Submitted by guest blogger, Shawn Johnston – Director, Labour Relations, Human Resources
As a parent of two kids (ages 7 and 9) the move to remote learning in March created many challenges, top among them keeping my kids busy, active, and engaged. The move to remote teaching also created unique challenges for UFV faculty (and all educators), often quite different for each discipline. This is a story about how a UFV professor and two kids helped each other out in this difficult time.
I first met Alan Reid, Associate Professor, Biology, after parking my car in lot 6b one morning, when I asked what he was looking at so intently. It turned out that he was studying some Dogwood (Cornaceae) plants and I was quickly introduced to the inspiring educational approach that I now know Alan is renowned for.

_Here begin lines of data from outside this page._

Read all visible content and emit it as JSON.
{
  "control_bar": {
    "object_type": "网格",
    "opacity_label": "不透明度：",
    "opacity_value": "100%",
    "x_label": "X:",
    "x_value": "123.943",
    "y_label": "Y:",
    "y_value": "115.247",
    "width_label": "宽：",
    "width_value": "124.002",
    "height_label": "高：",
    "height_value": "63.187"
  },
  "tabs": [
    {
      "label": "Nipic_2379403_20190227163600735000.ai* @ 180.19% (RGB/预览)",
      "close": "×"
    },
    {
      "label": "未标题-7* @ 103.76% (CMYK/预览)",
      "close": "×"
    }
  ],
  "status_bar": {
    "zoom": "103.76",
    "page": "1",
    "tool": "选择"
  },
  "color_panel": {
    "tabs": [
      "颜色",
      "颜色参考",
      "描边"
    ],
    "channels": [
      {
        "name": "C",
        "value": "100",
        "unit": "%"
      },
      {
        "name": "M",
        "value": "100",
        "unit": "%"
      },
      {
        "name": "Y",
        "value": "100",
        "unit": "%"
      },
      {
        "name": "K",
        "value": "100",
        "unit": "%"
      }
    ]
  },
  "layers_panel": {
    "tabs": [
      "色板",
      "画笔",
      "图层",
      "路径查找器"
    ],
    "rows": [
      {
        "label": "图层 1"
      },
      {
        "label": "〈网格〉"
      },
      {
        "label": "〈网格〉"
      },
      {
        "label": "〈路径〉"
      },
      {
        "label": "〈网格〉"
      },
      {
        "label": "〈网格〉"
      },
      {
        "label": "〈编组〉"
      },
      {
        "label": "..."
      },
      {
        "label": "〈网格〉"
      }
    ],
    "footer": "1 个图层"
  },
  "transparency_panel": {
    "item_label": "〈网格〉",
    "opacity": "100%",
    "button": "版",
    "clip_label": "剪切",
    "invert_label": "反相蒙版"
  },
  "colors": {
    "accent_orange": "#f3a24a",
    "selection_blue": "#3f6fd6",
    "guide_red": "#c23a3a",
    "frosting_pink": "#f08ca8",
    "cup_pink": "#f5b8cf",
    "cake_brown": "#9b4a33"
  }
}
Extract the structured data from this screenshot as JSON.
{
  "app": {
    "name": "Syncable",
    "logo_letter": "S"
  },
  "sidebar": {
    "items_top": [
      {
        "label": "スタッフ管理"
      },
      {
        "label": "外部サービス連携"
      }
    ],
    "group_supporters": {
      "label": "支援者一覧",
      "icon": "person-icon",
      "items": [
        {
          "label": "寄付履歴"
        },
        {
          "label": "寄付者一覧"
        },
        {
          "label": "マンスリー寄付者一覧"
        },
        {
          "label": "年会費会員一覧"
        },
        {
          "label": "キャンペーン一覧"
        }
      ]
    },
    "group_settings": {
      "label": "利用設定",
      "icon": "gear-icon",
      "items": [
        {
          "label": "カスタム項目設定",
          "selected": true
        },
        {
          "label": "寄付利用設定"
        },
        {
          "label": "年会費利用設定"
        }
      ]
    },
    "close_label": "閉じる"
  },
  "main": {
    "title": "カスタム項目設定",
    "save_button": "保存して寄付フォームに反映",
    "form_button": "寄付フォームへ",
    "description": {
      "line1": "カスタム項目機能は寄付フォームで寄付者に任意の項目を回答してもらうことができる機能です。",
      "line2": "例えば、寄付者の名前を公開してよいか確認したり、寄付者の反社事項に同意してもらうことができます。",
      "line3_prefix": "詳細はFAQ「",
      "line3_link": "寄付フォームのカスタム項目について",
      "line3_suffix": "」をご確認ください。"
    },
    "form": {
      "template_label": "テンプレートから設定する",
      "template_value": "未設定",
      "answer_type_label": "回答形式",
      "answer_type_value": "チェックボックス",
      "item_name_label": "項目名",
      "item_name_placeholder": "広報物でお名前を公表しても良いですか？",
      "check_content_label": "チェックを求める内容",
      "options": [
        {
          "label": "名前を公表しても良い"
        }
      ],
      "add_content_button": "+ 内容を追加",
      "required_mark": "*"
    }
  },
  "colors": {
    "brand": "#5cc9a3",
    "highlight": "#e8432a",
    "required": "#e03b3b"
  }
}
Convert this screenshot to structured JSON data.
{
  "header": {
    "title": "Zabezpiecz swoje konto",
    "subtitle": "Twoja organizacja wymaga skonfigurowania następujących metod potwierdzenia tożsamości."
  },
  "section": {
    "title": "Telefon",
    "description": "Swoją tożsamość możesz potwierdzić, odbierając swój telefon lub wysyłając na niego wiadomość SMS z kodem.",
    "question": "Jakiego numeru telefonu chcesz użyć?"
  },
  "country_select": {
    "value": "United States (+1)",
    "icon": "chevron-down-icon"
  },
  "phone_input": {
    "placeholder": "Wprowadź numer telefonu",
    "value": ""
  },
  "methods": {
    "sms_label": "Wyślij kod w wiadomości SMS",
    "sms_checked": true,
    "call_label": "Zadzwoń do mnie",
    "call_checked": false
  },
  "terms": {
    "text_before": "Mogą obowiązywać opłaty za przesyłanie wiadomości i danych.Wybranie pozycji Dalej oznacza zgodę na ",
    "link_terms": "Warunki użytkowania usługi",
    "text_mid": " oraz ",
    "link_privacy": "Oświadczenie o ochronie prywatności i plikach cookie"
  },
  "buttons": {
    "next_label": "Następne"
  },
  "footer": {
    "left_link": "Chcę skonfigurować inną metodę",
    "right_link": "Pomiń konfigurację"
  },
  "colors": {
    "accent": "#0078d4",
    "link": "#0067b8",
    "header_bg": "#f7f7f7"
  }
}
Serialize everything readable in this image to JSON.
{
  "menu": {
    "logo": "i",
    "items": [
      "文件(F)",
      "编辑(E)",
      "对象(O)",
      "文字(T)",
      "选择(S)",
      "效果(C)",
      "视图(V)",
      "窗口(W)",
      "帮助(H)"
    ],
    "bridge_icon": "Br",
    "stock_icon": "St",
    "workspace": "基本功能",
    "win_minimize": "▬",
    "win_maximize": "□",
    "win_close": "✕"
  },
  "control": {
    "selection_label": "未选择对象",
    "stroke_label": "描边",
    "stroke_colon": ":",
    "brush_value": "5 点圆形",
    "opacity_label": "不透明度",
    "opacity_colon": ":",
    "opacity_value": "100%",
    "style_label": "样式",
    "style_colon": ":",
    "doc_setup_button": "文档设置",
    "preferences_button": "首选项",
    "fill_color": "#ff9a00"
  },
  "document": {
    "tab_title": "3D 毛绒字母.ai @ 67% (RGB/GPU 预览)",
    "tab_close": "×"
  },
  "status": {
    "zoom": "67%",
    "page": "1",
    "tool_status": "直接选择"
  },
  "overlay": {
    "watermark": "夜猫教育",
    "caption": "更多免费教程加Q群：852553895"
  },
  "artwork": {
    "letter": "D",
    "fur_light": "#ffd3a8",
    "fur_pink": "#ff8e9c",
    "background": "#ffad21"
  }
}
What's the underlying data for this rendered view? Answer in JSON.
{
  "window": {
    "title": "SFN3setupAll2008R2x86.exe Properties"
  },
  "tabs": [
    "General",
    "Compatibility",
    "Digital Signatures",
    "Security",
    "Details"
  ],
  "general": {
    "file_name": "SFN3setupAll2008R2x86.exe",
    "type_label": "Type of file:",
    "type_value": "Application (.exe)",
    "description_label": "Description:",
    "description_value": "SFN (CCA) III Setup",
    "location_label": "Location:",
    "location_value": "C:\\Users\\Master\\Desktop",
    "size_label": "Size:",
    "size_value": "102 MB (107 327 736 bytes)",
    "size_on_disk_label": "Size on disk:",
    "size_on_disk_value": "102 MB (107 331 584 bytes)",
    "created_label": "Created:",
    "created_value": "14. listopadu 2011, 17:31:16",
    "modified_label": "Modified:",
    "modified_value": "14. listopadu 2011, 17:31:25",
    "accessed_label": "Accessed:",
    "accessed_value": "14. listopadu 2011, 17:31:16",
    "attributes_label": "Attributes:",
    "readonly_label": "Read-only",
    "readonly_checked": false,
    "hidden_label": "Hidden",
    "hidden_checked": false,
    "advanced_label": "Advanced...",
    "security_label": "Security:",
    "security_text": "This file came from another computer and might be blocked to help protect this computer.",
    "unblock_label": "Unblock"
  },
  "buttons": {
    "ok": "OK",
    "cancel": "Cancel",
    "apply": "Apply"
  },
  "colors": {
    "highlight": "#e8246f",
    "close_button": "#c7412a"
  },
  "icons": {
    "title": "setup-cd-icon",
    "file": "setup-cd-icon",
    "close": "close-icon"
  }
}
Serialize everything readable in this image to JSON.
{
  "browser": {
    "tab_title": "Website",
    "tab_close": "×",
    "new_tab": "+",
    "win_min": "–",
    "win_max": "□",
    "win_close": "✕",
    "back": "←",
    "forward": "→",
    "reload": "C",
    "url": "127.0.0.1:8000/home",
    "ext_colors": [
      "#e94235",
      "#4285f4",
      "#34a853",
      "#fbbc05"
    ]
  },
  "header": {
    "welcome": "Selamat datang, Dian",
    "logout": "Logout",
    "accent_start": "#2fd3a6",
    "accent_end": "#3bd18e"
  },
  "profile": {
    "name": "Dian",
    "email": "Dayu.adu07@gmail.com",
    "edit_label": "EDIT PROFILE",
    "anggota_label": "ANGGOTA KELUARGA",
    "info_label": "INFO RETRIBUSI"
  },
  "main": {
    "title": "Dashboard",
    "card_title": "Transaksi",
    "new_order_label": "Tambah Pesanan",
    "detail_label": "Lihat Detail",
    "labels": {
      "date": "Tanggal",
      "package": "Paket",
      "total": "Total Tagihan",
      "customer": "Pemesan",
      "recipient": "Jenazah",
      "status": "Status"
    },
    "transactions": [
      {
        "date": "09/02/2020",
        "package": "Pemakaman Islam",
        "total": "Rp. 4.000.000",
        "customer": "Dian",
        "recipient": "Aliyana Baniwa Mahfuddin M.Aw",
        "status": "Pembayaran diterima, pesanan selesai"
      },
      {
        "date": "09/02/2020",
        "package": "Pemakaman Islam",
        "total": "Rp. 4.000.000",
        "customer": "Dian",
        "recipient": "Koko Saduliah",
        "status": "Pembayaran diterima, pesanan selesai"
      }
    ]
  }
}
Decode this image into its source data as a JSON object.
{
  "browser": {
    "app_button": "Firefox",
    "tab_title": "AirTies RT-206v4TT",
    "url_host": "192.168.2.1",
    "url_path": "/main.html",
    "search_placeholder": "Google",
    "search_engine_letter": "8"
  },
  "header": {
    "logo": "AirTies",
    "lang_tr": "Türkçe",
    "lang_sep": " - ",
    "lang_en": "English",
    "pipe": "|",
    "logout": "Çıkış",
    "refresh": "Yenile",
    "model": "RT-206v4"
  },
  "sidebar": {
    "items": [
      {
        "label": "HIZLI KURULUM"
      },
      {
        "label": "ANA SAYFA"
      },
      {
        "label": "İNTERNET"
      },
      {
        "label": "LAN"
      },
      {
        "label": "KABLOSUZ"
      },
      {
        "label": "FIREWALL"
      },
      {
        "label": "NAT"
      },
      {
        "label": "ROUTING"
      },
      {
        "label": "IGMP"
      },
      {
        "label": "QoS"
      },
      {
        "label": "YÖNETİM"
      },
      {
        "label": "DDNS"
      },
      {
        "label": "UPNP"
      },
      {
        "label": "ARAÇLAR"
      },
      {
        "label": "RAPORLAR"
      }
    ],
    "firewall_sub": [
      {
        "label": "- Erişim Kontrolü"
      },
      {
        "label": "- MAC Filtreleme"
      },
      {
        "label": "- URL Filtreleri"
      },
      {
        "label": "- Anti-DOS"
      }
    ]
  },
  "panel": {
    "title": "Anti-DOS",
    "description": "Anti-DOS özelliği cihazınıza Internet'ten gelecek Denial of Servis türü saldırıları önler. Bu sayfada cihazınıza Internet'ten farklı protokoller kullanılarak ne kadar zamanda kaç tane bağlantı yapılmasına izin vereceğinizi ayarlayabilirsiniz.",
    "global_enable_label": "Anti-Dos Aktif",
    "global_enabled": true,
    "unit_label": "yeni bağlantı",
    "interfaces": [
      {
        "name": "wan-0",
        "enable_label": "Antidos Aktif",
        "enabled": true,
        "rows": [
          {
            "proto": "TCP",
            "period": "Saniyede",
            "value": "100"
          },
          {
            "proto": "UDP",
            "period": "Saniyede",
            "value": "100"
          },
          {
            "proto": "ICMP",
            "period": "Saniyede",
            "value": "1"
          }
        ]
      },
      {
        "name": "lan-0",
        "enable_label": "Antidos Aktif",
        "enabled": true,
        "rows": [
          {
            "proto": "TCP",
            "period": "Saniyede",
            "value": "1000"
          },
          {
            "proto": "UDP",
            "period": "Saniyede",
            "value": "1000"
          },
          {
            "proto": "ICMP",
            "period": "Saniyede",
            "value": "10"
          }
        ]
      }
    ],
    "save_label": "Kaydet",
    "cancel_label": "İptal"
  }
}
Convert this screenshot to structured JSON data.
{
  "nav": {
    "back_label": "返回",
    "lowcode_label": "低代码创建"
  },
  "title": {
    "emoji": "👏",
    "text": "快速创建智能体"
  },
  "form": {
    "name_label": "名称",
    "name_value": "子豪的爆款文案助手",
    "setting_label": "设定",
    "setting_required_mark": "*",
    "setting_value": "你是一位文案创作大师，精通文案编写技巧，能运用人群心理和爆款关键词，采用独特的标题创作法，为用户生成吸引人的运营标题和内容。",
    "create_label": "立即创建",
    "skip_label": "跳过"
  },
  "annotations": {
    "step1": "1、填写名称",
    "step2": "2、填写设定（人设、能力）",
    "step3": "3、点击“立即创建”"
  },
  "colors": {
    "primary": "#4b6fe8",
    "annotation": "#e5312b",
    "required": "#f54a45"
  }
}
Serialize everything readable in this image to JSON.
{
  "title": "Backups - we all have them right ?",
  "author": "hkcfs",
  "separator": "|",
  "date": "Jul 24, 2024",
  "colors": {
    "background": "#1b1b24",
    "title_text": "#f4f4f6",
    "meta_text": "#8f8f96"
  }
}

As we occasionally ran into each other on campus we talked about plants (and mushrooms), and I took what he taught me home and passed on the knowledge to my kids (they are big lovers of the outdoors). When the kids and I couldn’t figure something out (like the time we found what turned out to be a cool “witch’s broom” way up in a Fir tree), my kids would say, “email Alan”. Reliably, Alan had the answer and was excited by what we’d found.
It was one of these “email Alan” moments that got things going. We’d started exploring the Riverview lands on our dog walks, and emailed Alan to ask some question. It turned out that he knew all about the Riverview lands. He taught us that we were exploring western Canada’s oldest botanical garden, and he provided us with a link to an online interactive map of the garden’s trees. And that is how our partnership started. I don’t recall whose idea it was, but my kids loved learning about the trees, and Alan needed some photos for his, now online, biology courses. So, Alan would send us the identification numbers of some trees, and my kids would find them on the map, navigate to them, take photos (full tree, bark, foliage, cones, etc.), and we’d send them to Alan; repeat. It turned our dog walks into exciting educational adventures. Alan encouraged my kids and their learning, and dropped tidbits of interesting knowledge on them in his reply emails. I understand that Alan has been able to incorporate some of these photos into his lectures, giving his little photographers (or as he calls them “Assistant Professors”) credit.
I owe a big thanks to Alan for this. It’s not everyday that two elementary school kids get to participate in a biology project with a Ph.D. biologist, and further at a time when they desperately needed the interaction, stimulation, and adventure. But what I’ll always be most thankful to Alan for is that he always made my kids feel like they were the ones helping him.